EXERCISE PROMPT ->
Type out all the data below, word for word.

....

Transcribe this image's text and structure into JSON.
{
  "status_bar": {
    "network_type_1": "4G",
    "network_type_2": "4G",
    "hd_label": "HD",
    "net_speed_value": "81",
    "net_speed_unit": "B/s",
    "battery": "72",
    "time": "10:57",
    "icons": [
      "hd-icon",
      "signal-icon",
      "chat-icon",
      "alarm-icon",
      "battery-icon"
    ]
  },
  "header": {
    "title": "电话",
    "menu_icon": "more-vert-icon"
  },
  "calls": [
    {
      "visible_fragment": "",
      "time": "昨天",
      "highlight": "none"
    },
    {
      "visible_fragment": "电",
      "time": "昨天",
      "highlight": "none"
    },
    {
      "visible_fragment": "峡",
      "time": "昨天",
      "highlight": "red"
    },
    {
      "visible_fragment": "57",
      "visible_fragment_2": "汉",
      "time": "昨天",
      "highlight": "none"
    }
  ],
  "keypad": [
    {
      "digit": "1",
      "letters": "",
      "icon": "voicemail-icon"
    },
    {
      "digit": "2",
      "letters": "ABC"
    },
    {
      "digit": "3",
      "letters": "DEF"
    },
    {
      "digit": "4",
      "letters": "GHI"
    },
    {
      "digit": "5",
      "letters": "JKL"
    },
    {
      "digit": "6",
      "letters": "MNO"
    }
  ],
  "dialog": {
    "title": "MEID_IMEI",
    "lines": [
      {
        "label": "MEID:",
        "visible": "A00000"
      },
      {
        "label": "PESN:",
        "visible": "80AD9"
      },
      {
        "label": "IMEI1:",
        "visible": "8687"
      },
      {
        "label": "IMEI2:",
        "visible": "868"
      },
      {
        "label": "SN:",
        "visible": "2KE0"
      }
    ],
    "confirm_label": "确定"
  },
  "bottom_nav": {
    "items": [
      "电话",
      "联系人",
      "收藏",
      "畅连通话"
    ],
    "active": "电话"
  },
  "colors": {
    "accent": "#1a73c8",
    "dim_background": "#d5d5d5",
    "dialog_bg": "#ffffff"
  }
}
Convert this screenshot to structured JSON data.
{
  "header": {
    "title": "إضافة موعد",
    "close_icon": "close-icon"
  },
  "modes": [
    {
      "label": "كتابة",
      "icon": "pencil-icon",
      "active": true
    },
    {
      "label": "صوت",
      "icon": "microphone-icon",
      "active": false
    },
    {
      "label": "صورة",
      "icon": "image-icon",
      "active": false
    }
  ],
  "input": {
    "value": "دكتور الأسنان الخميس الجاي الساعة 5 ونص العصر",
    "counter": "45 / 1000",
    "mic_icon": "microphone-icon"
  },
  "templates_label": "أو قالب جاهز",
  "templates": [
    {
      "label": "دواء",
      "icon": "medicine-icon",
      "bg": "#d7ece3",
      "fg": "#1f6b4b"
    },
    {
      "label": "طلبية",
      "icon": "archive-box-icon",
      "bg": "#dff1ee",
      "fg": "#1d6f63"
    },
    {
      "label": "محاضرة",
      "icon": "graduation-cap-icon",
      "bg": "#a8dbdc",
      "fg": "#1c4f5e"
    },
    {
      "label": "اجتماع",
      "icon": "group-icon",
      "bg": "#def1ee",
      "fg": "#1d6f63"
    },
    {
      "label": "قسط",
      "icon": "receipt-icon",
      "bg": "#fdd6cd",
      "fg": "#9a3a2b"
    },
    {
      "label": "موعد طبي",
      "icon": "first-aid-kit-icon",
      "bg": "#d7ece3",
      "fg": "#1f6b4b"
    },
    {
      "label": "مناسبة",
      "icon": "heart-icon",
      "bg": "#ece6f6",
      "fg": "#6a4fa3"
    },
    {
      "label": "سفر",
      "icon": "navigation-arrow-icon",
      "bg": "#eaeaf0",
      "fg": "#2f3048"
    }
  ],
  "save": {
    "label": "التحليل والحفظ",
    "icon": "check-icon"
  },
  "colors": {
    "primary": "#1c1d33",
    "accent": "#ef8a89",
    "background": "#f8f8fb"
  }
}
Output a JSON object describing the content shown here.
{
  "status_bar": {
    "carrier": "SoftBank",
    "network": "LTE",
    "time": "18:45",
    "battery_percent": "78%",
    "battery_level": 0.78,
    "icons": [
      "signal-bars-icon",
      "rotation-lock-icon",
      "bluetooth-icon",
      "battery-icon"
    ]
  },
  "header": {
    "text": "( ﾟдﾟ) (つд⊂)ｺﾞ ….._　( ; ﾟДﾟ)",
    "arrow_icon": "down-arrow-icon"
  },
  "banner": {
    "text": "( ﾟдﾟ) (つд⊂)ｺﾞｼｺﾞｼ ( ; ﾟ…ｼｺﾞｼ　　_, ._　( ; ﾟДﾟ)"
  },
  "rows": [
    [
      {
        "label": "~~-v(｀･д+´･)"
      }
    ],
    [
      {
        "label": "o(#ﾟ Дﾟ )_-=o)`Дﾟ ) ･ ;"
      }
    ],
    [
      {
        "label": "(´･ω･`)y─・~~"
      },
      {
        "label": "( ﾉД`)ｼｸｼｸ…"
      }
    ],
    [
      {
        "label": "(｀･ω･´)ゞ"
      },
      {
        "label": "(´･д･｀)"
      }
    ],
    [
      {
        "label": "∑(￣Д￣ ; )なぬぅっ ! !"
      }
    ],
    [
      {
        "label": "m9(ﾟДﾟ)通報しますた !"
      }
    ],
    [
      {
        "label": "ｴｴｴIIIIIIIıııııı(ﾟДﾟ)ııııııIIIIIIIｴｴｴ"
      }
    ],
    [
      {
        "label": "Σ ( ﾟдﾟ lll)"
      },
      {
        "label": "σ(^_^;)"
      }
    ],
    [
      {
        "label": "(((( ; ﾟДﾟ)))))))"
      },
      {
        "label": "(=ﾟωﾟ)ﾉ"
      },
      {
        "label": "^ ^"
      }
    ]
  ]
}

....

ANSWER TO THE EXERCISE ->
Transcribe this image's text and structure into JSON.
{
  "status_bar": {
    "network_type_1": "4G",
    "network_type_2": "4G",
    "hd_label": "HD",
    "net_speed_value": "81",
    "net_speed_unit": "B/s",
    "battery": "72",
    "time": "10:57",
    "icons": [
      "hd-icon",
      "signal-icon",
      "chat-icon",
      "alarm-icon",
      "battery-icon"
    ]
  },
  "header": {
    "title": "电话",
    "menu_icon": "more-vert-icon"
  },
  "calls": [
    {
      "visible_fragment": "",
      "time": "昨天",
      "highlight": "none"
    },
    {
      "visible_fragment": "电",
      "time": "昨天",
      "highlight": "none"
    },
    {
      "visible_fragment": "峡",
      "time": "昨天",
      "highlight": "red"
    },
    {
      "visible_fragment": "57",
      "visible_fragment_2": "汉",
      "time": "昨天",
      "highlight": "none"
    }
  ],
  "keypad": [
    {
      "digit": "1",
      "letters": "",
      "icon": "voicemail-icon"
    },
    {
      "digit": "2",
      "letters": "ABC"
    },
    {
      "digit": "3",
      "letters": "DEF"
    },
    {
      "digit": "4",
      "letters": "GHI"
    },
    {
      "digit": "5",
      "letters": "JKL"
    },
    {
      "digit": "6",
      "letters": "MNO"
    }
  ],
  "dialog": {
    "title": "MEID_IMEI",
    "lines": [
      {
        "label": "MEID:",
        "visible": "A00000"
      },
      {
        "label": "PESN:",
        "visible": "80AD9"
      },
      {
        "label": "IMEI1:",
        "visible": "8687"
      },
      {
        "label": "IMEI2:",
        "visible": "868"
      },
      {
        "label": "SN:",
        "visible": "2KE0"
      }
    ],
    "confirm_label": "确定"
  },
  "bottom_nav": {
    "items": [
      "电话",
      "联系人",
      "收藏",
      "畅连通话"
    ],
    "active": "电话"
  },
  "colors": {
    "accent": "#1a73c8",
    "dim_background": "#d5d5d5",
    "dialog_bg": "#ffffff"
  }
}
Convert this screenshot to structured JSON data.
{
  "header": {
    "title": "إضافة موعد",
    "close_icon": "close-icon"
  },
  "modes": [
    {
      "label": "كتابة",
      "icon": "pencil-icon",
      "active": true
    },
    {
      "label": "صوت",
      "icon": "microphone-icon",
      "active": false
    },
    {
      "label": "صورة",
      "icon": "image-icon",
      "active": false
    }
  ],
  "input": {
    "value": "دكتور الأسنان الخميس الجاي الساعة 5 ونص العصر",
    "counter": "45 / 1000",
    "mic_icon": "microphone-icon"
  },
  "templates_label": "أو قالب جاهز",
  "templates": [
    {
      "label": "دواء",
      "icon": "medicine-icon",
      "bg": "#d7ece3",
      "fg": "#1f6b4b"
    },
    {
      "label": "طلبية",
      "icon": "archive-box-icon",
      "bg": "#dff1ee",
      "fg": "#1d6f63"
    },
    {
      "label": "محاضرة",
      "icon": "graduation-cap-icon",
      "bg": "#a8dbdc",
      "fg": "#1c4f5e"
    },
    {
      "label": "اجتماع",
      "icon": "group-icon",
      "bg": "#def1ee",
      "fg": "#1d6f63"
    },
    {
      "label": "قسط",
      "icon": "receipt-icon",
      "bg": "#fdd6cd",
      "fg": "#9a3a2b"
    },
    {
      "label": "موعد طبي",
      "icon": "first-aid-kit-icon",
      "bg": "#d7ece3",
      "fg": "#1f6b4b"
    },
    {
      "label": "مناسبة",
      "icon": "heart-icon",
      "bg": "#ece6f6",
      "fg": "#6a4fa3"
    },
    {
      "label": "سفر",
      "icon": "navigation-arrow-icon",
      "bg": "#eaeaf0",
      "fg": "#2f3048"
    }
  ],
  "save": {
    "label": "التحليل والحفظ",
    "icon": "check-icon"
  },
  "colors": {
    "primary": "#1c1d33",
    "accent": "#ef8a89",
    "background": "#f8f8fb"
  }
}
Output a JSON object describing the content shown here.
{
  "status_bar": {
    "carrier": "SoftBank",
    "network": "LTE",
    "time": "18:45",
    "battery_percent": "78%",
    "battery_level": 0.78,
    "icons": [
      "signal-bars-icon",
      "rotation-lock-icon",
      "bluetooth-icon",
      "battery-icon"
    ]
  },
  "header": {
    "text": "( ﾟдﾟ) (つд⊂)ｺﾞ ….._　( ; ﾟДﾟ)",
    "arrow_icon": "down-arrow-icon"
  },
  "banner": {
    "text": "( ﾟдﾟ) (つд⊂)ｺﾞｼｺﾞｼ ( ; ﾟ…ｼｺﾞｼ　　_, ._　( ; ﾟДﾟ)"
  },
  "rows": [
    [
      {
        "label": "~~-v(｀･д+´･)"
      }
    ],
    [
      {
        "label": "o(#ﾟ Дﾟ )_-=o)`Дﾟ ) ･ ;"
      }
    ],
    [
      {
        "label": "(´･ω･`)y─・~~"
      },
      {
        "label": "( ﾉД`)ｼｸｼｸ…"
      }
    ],
    [
      {
        "label": "(｀･ω･´)ゞ"
      },
      {
        "label": "(´･д･｀)"
      }
    ],
    [
      {
        "label": "∑(￣Д￣ ; )なぬぅっ ! !"
      }
    ],
    [
      {
        "label": "m9(ﾟДﾟ)通報しますた !"
      }
    ],
    [
      {
        "label": "ｴｴｴIIIIIIIıııııı(ﾟДﾟ)ııııııIIIIIIIｴｴｴ"
      }
    ],
    [
      {
        "label": "Σ ( ﾟдﾟ lll)"
      },
      {
        "label": "σ(^_^;)"
      }
    ],
    [
      {
        "label": "(((( ; ﾟДﾟ)))))))"
      },
      {
        "label": "(=ﾟωﾟ)ﾉ"
      },
      {
        "label": "^ ^"
      }
    ]
  ]
}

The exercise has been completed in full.